Perspectives on change: A patient-centred view on the effects of traditional acupuncture
By Alison J Gould
Traditional Chinese medicine is based upon various beliefs and assumptions concerning the nature of the individual. A central assumption is that the individual enjoys a unity of physical, mental-emotional and spiritual attributes and that health implies adequate function on all these levels. Treatment, the exposure of a patient to the practitioner and the intervention, can elicit changes to all these levels of function.
In a recent report on integrated healthcare it was noted that:
“There is a need for further work in the development of suitable outcome measures by which to evaluate the full benefit experienced by users of complementary therapies” (FIM 1997).
This study has used the means of a questionnaire survey and in-depth interviews to record and classify the nature of changes experienced by patients of traditional acupuncture. It extends existing patient centred studies in that it has focused on the experience of less physical change and the importance of such change to patients. It also enquires into what patients most value about acupuncture treatment.

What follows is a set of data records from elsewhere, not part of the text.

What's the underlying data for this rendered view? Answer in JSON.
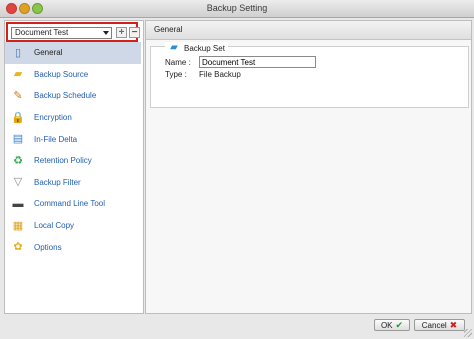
{
  "window": {
    "title": "Backup Setting"
  },
  "backup_set_selector": {
    "value": "Document Test",
    "add_label": "+",
    "remove_label": "−"
  },
  "nav": {
    "items": [
      {
        "label": "General",
        "icon": "general-icon",
        "glyph": "▯",
        "color": "#4a78b8",
        "selected": true
      },
      {
        "label": "Backup Source",
        "icon": "folder-icon",
        "glyph": "▰",
        "color": "#e8b520",
        "selected": false
      },
      {
        "label": "Backup Schedule",
        "icon": "schedule-icon",
        "glyph": "✎",
        "color": "#c47a20",
        "selected": false
      },
      {
        "label": "Encryption",
        "icon": "lock-icon",
        "glyph": "🔒",
        "color": "#d9a520",
        "selected": false
      },
      {
        "label": "In-File Delta",
        "icon": "document-icon",
        "glyph": "▤",
        "color": "#3a7fd0",
        "selected": false
      },
      {
        "label": "Retention Policy",
        "icon": "recycle-icon",
        "glyph": "♻",
        "color": "#2ea84a",
        "selected": false
      },
      {
        "label": "Backup Filter",
        "icon": "filter-icon",
        "glyph": "▽",
        "color": "#8a8a8a",
        "selected": false
      },
      {
        "label": "Command Line Tool",
        "icon": "terminal-icon",
        "glyph": "▬",
        "color": "#444444",
        "selected": false
      },
      {
        "label": "Local Copy",
        "icon": "local-copy-icon",
        "glyph": "▦",
        "color": "#e0a020",
        "selected": false
      },
      {
        "label": "Options",
        "icon": "options-icon",
        "glyph": "✿",
        "color": "#e0b020",
        "selected": false
      }
    ]
  },
  "panel": {
    "header": "General",
    "group_title": "Backup Set",
    "name_label": "Name :",
    "name_value": "Document Test",
    "type_label": "Type :",
    "type_value": "File Backup"
  },
  "buttons": {
    "ok": "OK",
    "cancel": "Cancel"
  }
}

Results show that patients experienced a range of different physical, mental/emotional and outlook changes, which they attributed to acupuncture. The majority put more value on the non-physical changes even though almost all patients originally sought help with physical problems. Many patients changed the focus of their treatment over time to seek help with other, often more general, health concerns. They also introduced a number of lifestyle, self-help measures into their lives. It is unlikely that these changes would all be adequately recorded using existing outcome measures. Elements of the acupuncture service particularly valued by patients were the holistic and patient-centred nature of the care given, and its potential for aiding health maintenance. The findings are an important incentive for practitioners to work in an holistic manner.